Here are my top five tips for surviving the holiday season and starting the new year now!

Tip 1 Shorten your workouts: Remember that some is always better than none! If you don’t have time to work out for an hour, shorten your workout to 20 – 30 minutes. Exercise doesn’t have to be all or nothing! Doing circuit training with weights or running intervals on the treadmill are fast and effective ways to burn a lot of calories in a short amount of time.

Tip 2 Combine Strength & Cardio into One Workout: This goes hand-in-hand with tip #1. Alternating a strength exercise with a cardio exercise is an effective way to get the best of both worlds. Perform 3 sets of the following circuit for 1 minute each with little to no rest between exercises:

1. Pushups 2. Jump rope 3. Cable rows 4. Jumping jacks 5. Body weight lunges 6. Rowing machine

Tip 3 Find a Workout Partner: Using the buddy system works wonders for staying consistent. It creates a sense of accountability by both parties. Plus, there is always the tendency to push a little harder when you have a partner involved. Just make sure you find a partner that is reliable!

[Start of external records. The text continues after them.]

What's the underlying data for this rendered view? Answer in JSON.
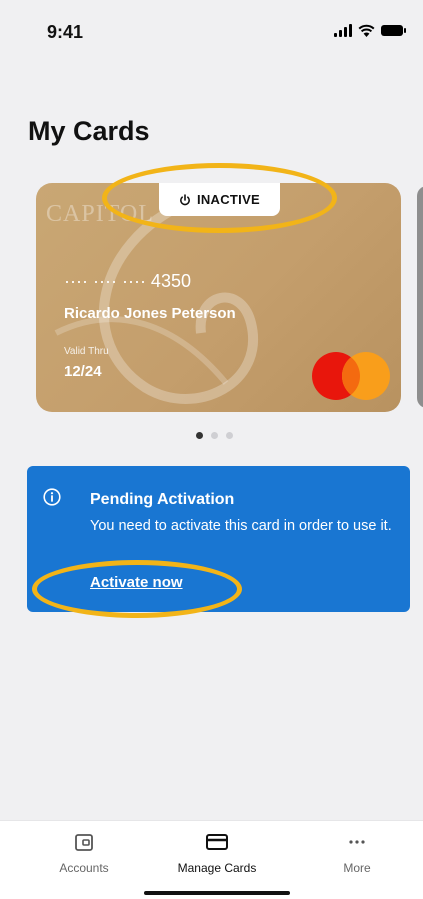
{
  "status_bar": {
    "time": "9:41",
    "icons": [
      "signal-icon",
      "wifi-icon",
      "battery-icon"
    ]
  },
  "page": {
    "title": "My Cards"
  },
  "card": {
    "brand": "CAPITOL",
    "status": "INACTIVE",
    "status_icon": "power-icon",
    "number": "···· ···· ···· 4350",
    "holder": "Ricardo Jones Peterson",
    "valid_label": "Valid Thru",
    "expiry": "12/24",
    "network": "mastercard-logo",
    "color": "#c6a170"
  },
  "pager": {
    "count": 3,
    "active_index": 0
  },
  "banner": {
    "icon": "info-icon",
    "title": "Pending Activation",
    "message": "You need to activate this card in order to use it.",
    "link": "Activate now",
    "background": "#1976d2"
  },
  "tab_bar": {
    "tabs": [
      {
        "label": "Accounts",
        "icon": "wallet-icon",
        "active": false
      },
      {
        "label": "Manage Cards",
        "icon": "card-icon",
        "active": true
      },
      {
        "label": "More",
        "icon": "more-icon",
        "active": false
      }
    ]
  },
  "colors": {
    "highlight": "#f2b418",
    "mastercard_red": "#e8160c",
    "mastercard_orange": "#f99e1b"
  }
}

Tip 4 Fill up on Healthy Food Before the Party: There will always be guilty pleasures at all times around the holiday season. Filling up on healthy food and water prior to the party will lead to less calorie consumption during social engagements!

Tip 5 Eat to Mild Fullness: We’ve all experienced it. Eating our holiday feast to the point to where we feel like we’re the stuffed turkey sitting on the dining room table. This year try eating smaller portions instead of piling as much food as possible onto your plate. There will always be plenty of leftovers to go back for a couple of hours later! On a scale of ten, shoot for a 5-6 in fullness. Your waistline (and digestive system) will thank you for it!

Water is your secret weapon

We often forget about how important water is to exercise performance and weight loss. We work much harder at finding the right foods and the most effective exercise routine than we do in remembering to drink enough water.

Water plays a crucial role and is involved with practically every function in the human body. It cools the body down during exercise (even when it’s cold outside), carries nutrients to cells, helps digest food, lubricates joints, affects hormone regulation, and is the main component of blood.

Proper water intake is also a key component for weight loss. Fat metabolism simply does not occur at an optimal rate when we are chronically dehydrated. Even new research has shown that increasing water intake can be an effective weight loss tool. Dr. Brenda Davy, a registered dietitian, and colleagues at Virginia Tech found that dieters who drank two cups of water before meals lost an average of five pounds more than dieters who didn’t increase their water intake.

A lack of water also can hinder exercise performance. This is primarily because of a reduction in cardiovascular output, metabolic reactions and an increase in core temperature.

In other words, water can make or break a successful workout. As a general rule, 24 to 32 ounces of water should be consumed two hours before exercise, 4 to 8 ounces every 15 minutes during exercise, and a minimum of 24 ounces after exercise.


Daily intake: Current research from the Institute of Medicine found that the average water loss per day was nine cups for women and 13 cups for men, which also is the minimum daily recommendation for each.

You’ve already likely heard this but still do it: Don’t rely on thirst as an indicator. By the time you’re thirsty your body has already lost 1.5 to 2.0 liters! Try sipping 4 to 8 ounces per hour throughout the day.

 Out of sight, out of mind: It’s easy to forget about drinking water. Try keeping a water bottle at your desk or work station. The more visible it is, the more likely you’ll be consistent with your daily consumption.

Eat your fruits and vegetables: 19 percent of our fluid intake comes from food. Fruits and vegetables are water-dense and are great for getting additional hydration. Plus, they are packed with nutrients, high in fiber, and low in calories, which also can help you lose weight.